Essays in labour and behavioural economics
The entire literature on adverse selection in the labour market spawned by Greenwald (1986, Review of Economic Studies, 63(3)) has been built, somewhat unwittingly, on the assumption that firms forget the type of a worker after the worker quits. In many contexts, this assumption is implausible. The first three chapters of this thesis therefore explore an alternative approach to modelling labour markets with asymmetric information by assuming firms will never forget a worker's type. The first chapter turns the standard Greenwald result on its head by showing that if the worker knows her own type and productivity is unchanging, the possibility of competitive wage offers from fully-informed previous employers means that adverse selection will never persist. Job changing frictions can cause a semi-separating equilibrium where the more productive workers have their type revealed whilst the least productive workers receive a pooling payoff. But even where asymmetric information persists there is no adverse selection because job changing frictions shield potential employers from the winner's curse.

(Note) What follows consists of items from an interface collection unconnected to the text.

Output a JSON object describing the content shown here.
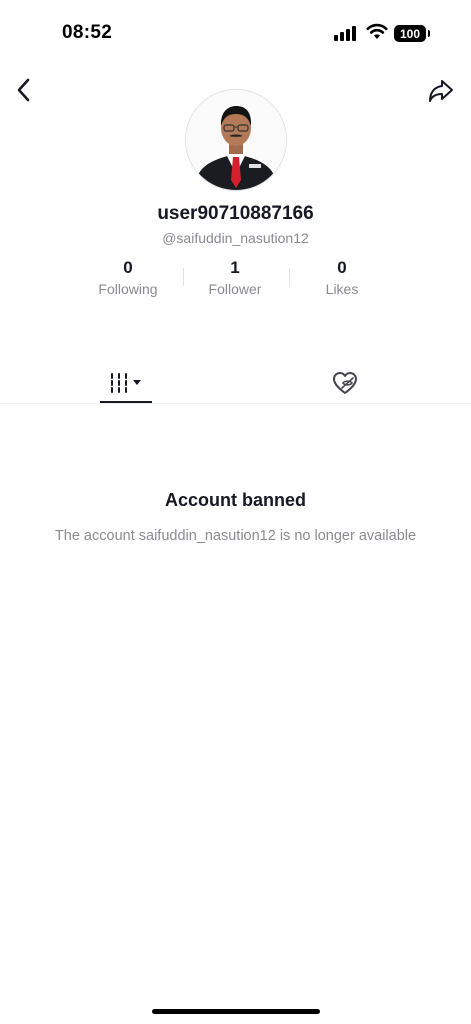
{
  "status_bar": {
    "time": "08:52",
    "battery": "100",
    "signal_icon": "cellular-signal-icon",
    "wifi_icon": "wifi-icon"
  },
  "nav": {
    "back_icon": "chevron-left-icon",
    "share_icon": "share-arrow-icon"
  },
  "profile": {
    "username": "user90710887166",
    "handle": "@saifuddin_nasution12"
  },
  "stats": [
    {
      "value": "0",
      "label": "Following"
    },
    {
      "value": "1",
      "label": "Follower"
    },
    {
      "value": "0",
      "label": "Likes"
    }
  ],
  "tabs": {
    "posts_icon": "grid-dropdown-icon",
    "liked_icon": "heart-hidden-icon"
  },
  "notice": {
    "title": "Account banned",
    "description": "The account saifuddin_nasution12 is no longer available"
  },
  "colors": {
    "text_primary": "#161823",
    "text_secondary": "#8a8b91",
    "background": "#ffffff"
  }
}
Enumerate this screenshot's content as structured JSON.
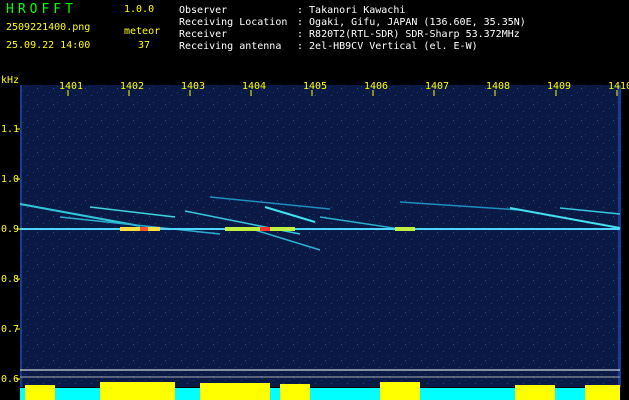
{
  "header": {
    "app_title": "HROFFT",
    "version": "1.0.0",
    "filename": "2509221400.png",
    "datetime": "25.09.22 14:00",
    "meteor_label": "meteor",
    "meteor_count": "37"
  },
  "info": [
    {
      "label": "Observer",
      "value": ": Takanori Kawachi"
    },
    {
      "label": "Receiving Location",
      "value": ": Ogaki, Gifu, JAPAN (136.60E, 35.35N)"
    },
    {
      "label": "Receiver",
      "value": ": R820T2(RTL-SDR) SDR-Sharp 53.372MHz"
    },
    {
      "label": "Receiving antenna",
      "value": ": 2el-HB9CV Vertical (el. E-W)"
    }
  ],
  "chart_data": {
    "type": "heatmap",
    "y_unit": "kHz",
    "x_ticks": [
      "1401",
      "1402",
      "1403",
      "1404",
      "1405",
      "1406",
      "1407",
      "1408",
      "1409",
      "1410"
    ],
    "y_ticks": [
      "1.1",
      "1.0",
      "0.9",
      "0.8",
      "0.7",
      "0.6"
    ],
    "ylim": [
      0.6,
      1.1
    ],
    "carrier_khz": 0.9
  },
  "colors": {
    "background": "#000000",
    "noise": "#0c1d4a",
    "text_yellow": "#ffff00",
    "text_white": "#ffffff",
    "text_green": "#00ff00",
    "meter_cyan": "#00ffff",
    "meter_yellow": "#ffff00"
  }
}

The second chapter investigates the robustness of the non-persistence of adverse selection result where previous employers are asymmetrically informed. The result is found to be robust where firms bid for the worker under a closed but not an open auction. The third chapter finds that, if workers are not sure of their exact value to their employer, there will be an adversely selected stream of job changers in equilibrium, even as the probability of a worker quitting for exogenous reasons approaches zero. Less able workers are quickly revealed as such, whilst more able workers have their type revealed gradually. The fourth substantive chapter of this thesis investigates the widely observed paradox that, despite what traditional economics would lead us to believe, there can be such a thing as too much choice. The model provides a formal theoretical explanation for this phenomenon using the regret theory of Loomes and Sugden (1982, Economic Journal, 92(368)). When options are few it is shown that enlarging the choice set improves welfare, but when options are many, a "less is more" phenomenon emerges. In some cases, excess search options can decrease search.